The historic Castle Club in Fulham looks set to be turned into a 33-room dementia-friendly care home.
Hammersmith and Fulham Council this week approved plans to demolish the grade II-listed gothic revival building’s summerhouse, and refurbish its interior.
The old house In Broomhouse Lane, close to the exclusive Hurlingham Club, opened in 1854 and was formerly referred to as the “Elizabethan School” and specialised in care for children with tuberculosis.
It is currently vacant, and a council report said its condition is “neglected” and “suffering from decay caused by water ingress and wet and dry rot”.
Surrey-based developer Ten Wandsworth wants to build a three-storey glazed extension to provide the care home accommodation. The existing clubhouse would be converted into a kitchen and office space.
The company’s application said: “The site will provide a home for residents when they reach a stage of needing 24-hour nursing care. Most, but not all, residents will be senior (over 65 years) as the risk of dementia increases with age.”
Hammersmith and Fulham’s planning committee heard that the borough has the sixth lowest provision of care homes in the country, and the lowest in London.
Labour councillor Wesley Harcourt was displeased about the prospect of the 1920s summerhouse being demolished, saying: “I do think it’s very important that we look after listed buildings in the borough and anywhere. I’m not very happy about that.”

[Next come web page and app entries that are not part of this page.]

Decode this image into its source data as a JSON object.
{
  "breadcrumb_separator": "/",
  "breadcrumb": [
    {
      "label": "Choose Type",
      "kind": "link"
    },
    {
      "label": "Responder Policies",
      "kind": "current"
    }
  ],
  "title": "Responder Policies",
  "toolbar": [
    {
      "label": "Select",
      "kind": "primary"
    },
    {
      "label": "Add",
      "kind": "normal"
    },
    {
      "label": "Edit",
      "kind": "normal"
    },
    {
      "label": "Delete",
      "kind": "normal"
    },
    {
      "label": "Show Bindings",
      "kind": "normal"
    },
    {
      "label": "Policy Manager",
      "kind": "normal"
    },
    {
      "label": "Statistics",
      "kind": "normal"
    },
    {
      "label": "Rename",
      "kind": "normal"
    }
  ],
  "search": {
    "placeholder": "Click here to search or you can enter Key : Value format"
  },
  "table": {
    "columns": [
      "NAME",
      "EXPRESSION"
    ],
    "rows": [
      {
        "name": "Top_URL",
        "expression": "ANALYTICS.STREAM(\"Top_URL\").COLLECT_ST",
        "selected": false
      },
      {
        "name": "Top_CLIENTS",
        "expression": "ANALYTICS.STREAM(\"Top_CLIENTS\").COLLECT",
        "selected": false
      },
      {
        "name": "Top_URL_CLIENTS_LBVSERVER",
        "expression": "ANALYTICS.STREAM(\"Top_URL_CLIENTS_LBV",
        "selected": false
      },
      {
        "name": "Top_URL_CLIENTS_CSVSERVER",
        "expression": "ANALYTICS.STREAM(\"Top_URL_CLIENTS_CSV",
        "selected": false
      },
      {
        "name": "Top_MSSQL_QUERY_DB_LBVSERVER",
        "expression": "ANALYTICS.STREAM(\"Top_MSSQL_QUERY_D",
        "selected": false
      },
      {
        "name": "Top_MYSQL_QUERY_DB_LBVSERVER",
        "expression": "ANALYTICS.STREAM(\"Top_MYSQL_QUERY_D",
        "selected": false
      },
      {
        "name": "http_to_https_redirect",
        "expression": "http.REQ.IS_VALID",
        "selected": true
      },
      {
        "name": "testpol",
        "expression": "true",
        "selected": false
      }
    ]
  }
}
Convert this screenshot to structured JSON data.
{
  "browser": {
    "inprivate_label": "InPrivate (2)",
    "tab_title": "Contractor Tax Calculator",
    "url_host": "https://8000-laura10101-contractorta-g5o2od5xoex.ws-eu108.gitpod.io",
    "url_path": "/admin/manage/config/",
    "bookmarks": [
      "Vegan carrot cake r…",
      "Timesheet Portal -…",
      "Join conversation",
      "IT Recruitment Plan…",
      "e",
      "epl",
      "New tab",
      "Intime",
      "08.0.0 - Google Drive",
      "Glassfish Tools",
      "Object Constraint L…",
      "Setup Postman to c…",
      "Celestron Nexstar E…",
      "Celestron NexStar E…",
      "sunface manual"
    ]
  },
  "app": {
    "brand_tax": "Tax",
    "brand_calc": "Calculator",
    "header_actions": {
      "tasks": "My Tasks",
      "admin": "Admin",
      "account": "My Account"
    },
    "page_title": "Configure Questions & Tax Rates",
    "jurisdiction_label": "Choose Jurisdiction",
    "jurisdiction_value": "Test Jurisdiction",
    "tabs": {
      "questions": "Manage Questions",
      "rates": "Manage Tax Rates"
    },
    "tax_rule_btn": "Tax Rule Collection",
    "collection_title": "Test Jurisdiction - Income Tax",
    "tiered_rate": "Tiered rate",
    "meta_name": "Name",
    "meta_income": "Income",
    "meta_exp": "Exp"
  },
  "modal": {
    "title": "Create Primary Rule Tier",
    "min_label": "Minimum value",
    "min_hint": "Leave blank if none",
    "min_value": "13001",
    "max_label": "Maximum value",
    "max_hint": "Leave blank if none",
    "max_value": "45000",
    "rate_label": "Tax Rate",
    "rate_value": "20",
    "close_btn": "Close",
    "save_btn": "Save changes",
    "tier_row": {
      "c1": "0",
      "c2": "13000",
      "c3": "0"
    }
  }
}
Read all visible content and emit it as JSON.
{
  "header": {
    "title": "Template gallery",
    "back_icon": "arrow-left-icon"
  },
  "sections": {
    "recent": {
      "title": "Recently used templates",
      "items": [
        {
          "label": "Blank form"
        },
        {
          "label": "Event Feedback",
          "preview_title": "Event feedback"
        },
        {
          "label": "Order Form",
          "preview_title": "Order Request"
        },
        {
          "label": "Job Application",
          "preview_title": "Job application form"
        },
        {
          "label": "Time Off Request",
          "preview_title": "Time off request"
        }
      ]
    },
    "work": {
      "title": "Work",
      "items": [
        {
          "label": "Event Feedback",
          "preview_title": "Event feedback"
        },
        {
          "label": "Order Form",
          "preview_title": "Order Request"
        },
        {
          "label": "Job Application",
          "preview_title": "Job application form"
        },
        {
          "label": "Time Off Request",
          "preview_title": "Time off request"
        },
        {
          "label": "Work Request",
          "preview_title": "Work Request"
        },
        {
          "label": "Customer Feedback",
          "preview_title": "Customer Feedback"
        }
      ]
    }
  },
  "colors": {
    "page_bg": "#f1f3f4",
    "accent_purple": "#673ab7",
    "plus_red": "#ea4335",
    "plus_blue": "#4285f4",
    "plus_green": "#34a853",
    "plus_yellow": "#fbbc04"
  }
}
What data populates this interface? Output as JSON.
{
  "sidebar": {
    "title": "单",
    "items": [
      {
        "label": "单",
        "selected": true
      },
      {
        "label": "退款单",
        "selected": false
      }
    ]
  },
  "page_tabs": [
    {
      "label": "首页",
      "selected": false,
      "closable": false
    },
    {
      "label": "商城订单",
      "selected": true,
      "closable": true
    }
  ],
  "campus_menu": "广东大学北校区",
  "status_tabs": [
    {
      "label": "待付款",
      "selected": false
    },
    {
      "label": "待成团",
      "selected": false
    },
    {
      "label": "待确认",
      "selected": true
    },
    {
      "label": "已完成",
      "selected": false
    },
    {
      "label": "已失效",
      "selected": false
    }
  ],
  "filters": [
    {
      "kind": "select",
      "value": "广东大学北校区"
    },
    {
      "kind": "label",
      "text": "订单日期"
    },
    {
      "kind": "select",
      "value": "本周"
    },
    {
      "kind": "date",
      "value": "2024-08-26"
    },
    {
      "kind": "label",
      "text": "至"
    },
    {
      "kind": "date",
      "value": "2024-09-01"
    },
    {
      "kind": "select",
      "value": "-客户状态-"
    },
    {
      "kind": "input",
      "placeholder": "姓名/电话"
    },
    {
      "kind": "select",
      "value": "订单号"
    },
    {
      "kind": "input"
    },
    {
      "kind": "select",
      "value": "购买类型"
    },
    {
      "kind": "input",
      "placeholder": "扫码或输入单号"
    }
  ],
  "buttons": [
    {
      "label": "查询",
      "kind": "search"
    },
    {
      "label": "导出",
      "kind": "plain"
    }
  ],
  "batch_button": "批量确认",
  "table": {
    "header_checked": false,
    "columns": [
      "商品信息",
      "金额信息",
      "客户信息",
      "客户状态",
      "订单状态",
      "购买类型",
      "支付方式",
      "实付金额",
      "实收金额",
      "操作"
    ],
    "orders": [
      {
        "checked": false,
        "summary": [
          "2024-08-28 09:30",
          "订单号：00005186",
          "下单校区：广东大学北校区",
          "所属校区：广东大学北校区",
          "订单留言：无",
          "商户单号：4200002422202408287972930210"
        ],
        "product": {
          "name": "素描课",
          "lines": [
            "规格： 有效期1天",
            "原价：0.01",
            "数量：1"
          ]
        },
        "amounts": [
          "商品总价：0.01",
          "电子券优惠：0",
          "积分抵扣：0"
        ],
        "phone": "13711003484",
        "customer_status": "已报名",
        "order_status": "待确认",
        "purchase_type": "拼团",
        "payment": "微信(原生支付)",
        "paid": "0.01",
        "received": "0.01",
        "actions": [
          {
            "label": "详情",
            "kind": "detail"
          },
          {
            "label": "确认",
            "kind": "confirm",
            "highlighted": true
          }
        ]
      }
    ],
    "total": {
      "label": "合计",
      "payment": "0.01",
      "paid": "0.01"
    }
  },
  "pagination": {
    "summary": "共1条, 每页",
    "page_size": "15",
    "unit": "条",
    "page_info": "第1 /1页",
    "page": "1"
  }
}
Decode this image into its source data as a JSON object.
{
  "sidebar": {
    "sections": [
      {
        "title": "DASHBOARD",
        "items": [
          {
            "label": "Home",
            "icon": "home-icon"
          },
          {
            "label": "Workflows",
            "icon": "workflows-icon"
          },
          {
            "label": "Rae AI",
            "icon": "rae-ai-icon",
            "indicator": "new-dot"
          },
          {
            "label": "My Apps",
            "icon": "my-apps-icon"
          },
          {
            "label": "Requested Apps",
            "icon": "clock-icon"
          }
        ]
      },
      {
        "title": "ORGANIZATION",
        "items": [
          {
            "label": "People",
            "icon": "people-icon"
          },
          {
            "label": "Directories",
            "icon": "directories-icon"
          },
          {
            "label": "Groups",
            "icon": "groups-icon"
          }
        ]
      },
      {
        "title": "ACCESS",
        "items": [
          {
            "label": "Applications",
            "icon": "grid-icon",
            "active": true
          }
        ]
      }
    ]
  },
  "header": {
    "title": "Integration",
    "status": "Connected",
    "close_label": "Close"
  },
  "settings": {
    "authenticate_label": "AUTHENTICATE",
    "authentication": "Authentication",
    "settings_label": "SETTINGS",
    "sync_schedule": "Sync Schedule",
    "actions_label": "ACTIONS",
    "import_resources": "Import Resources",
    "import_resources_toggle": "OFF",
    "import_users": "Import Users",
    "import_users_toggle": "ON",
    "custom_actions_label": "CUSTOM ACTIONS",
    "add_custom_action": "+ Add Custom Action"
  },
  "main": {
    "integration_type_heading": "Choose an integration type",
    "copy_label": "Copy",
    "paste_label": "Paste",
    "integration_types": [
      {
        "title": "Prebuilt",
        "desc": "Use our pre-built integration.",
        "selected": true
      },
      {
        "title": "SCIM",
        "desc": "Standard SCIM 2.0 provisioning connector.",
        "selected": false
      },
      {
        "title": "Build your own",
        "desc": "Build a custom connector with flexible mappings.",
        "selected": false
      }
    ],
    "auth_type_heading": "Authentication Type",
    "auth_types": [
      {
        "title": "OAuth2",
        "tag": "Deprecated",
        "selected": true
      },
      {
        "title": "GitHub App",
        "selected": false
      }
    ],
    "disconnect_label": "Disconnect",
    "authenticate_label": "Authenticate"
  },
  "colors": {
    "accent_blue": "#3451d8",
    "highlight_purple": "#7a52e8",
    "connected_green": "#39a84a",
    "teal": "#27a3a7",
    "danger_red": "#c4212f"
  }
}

Tory councillor Alex Karmel was concerned about a lack of car parking spaces, and pointed out that the nearest tube station is over 900 metres away.
A planning application to turn the building into a school for 700 pupils was rejected by the council in 2017.